Advice for Drafting Your Will
The Coronavirus Pandemic COVID-19 has prompted many to take care of estate planning.
Nearly half of all Australians do not have a will, and for those who do, many are not up to date. Marriage, divorce, new family members, deaths may have all caused the need for changes.
It is better to spend money now with a good lawyer, rather than have to retain them to sort out the mess without a clearly defined will.
A will is critical to helping your beneficiaries understand how you want your assets shared, who will look after your children, and it can even provide instructions for your funeral.
A will must conform to strict legal requirements, be precisely worded and witnessed properly for it to be valid.
Here are some common rules for your will to keep in mind:
- You must be at least 18 years old or married
- The will must be in writing
- You must be of sound mind and understand the implications of making a will
- Your will must be signed in the presence of two witnesses
- You must appoint an executor to be responsible for carrying out your wishes
- You must keep your will in a safe place.
What are some pitfalls?
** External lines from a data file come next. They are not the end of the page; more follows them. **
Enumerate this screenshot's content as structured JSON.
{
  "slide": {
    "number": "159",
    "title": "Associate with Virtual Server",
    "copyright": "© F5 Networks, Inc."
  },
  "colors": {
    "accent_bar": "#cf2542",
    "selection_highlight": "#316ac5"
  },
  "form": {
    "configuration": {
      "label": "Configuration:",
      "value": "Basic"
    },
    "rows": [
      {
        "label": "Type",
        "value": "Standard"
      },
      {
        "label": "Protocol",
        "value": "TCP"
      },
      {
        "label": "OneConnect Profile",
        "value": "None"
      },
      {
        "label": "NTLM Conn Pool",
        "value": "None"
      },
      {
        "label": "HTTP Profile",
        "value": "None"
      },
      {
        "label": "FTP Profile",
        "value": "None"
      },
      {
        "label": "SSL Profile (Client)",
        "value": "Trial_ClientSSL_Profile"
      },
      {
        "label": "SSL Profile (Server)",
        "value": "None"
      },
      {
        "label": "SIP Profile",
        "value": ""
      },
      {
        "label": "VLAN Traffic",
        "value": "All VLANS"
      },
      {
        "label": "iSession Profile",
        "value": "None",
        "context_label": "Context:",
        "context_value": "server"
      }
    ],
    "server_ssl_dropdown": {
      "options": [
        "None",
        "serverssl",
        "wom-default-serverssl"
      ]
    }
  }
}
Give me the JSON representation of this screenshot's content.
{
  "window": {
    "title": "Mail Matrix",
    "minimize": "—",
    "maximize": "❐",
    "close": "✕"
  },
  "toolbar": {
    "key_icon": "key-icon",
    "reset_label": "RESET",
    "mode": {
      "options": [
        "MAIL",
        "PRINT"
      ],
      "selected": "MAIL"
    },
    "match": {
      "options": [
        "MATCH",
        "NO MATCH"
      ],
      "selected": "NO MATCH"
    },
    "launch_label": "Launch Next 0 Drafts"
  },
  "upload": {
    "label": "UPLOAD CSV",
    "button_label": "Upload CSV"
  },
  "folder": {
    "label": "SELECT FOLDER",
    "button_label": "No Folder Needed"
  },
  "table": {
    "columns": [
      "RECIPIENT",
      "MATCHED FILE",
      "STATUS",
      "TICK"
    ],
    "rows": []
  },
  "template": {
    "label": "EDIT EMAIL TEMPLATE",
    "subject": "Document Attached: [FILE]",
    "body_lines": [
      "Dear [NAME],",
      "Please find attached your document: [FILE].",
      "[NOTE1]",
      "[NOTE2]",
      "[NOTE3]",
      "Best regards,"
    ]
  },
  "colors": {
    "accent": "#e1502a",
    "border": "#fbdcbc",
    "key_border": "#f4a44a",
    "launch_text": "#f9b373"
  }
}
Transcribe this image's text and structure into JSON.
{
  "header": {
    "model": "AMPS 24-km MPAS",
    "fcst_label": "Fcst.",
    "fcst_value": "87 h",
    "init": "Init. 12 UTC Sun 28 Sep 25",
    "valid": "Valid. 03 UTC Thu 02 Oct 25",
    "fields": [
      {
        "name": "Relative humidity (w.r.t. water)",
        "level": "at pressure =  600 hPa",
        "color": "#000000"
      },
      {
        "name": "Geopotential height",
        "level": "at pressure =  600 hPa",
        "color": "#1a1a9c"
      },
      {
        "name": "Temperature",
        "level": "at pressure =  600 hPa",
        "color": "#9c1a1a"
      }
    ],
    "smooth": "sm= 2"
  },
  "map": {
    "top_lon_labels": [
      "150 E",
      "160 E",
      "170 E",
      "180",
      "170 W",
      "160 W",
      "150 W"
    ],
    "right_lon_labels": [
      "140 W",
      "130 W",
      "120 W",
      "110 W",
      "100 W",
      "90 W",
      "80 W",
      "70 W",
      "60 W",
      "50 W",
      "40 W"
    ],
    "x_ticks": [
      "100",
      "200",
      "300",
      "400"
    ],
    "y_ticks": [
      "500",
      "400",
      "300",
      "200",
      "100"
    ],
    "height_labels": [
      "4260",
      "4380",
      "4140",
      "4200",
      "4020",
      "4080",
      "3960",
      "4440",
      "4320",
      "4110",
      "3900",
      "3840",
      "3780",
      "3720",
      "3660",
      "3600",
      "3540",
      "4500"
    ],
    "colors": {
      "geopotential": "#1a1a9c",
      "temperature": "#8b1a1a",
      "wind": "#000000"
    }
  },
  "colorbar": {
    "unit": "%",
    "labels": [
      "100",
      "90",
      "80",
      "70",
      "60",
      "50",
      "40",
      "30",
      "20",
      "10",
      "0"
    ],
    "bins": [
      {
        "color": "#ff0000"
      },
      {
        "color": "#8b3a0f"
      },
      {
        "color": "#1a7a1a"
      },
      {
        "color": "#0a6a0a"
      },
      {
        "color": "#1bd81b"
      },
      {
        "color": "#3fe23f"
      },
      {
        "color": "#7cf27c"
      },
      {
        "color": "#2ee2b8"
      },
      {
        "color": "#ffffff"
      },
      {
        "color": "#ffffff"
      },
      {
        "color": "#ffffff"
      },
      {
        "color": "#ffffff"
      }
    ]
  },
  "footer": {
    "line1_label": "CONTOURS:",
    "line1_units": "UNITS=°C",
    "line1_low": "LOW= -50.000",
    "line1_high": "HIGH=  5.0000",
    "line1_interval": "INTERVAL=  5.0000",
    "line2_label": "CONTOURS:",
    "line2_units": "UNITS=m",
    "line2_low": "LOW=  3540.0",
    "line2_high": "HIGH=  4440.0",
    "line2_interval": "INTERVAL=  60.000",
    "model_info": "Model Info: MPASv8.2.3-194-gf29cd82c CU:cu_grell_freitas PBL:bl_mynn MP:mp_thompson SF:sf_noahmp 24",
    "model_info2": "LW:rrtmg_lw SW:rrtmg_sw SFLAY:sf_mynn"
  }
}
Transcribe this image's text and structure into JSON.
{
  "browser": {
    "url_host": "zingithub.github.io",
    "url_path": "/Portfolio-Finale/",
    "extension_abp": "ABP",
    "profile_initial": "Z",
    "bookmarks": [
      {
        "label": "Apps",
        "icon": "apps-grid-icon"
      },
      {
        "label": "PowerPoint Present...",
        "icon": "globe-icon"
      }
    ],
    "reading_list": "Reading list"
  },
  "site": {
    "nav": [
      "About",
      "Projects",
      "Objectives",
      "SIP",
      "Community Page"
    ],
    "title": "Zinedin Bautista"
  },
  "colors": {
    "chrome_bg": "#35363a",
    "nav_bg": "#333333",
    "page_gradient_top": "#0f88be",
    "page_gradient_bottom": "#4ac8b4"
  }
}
- Financial arrangements made in your lifetime, such as debts, don't die with you – they must be honoured by your estate.
- Superannuation is a minefield: unless you have a current binding nomination, selecting the beneficiaries may be up to the discretion of the trustee of your fund.
- Even if you disinherit immediate family members or dependants, they may still be able to contest your will.
Why do I need legal advice?
Your will can ensure that your wishes are carried out. If it is unclear it can be contested. Special attention and expertise drawing up your will is needed to avoid these situations. Things to consider include:
- Balancing the needs of your partner and your children, including step children.
- Taxation of your assets
- Superannuation - making a binding benefit nomination
- How are jointly held assets such as property dealt with correctly
- Gifts you give to someone before you die
- Future control of a company or family trust
- How are your sentimental items distributed
- What happens to your pets
Talk to us today
Please contact us to discuss your will and estate planning.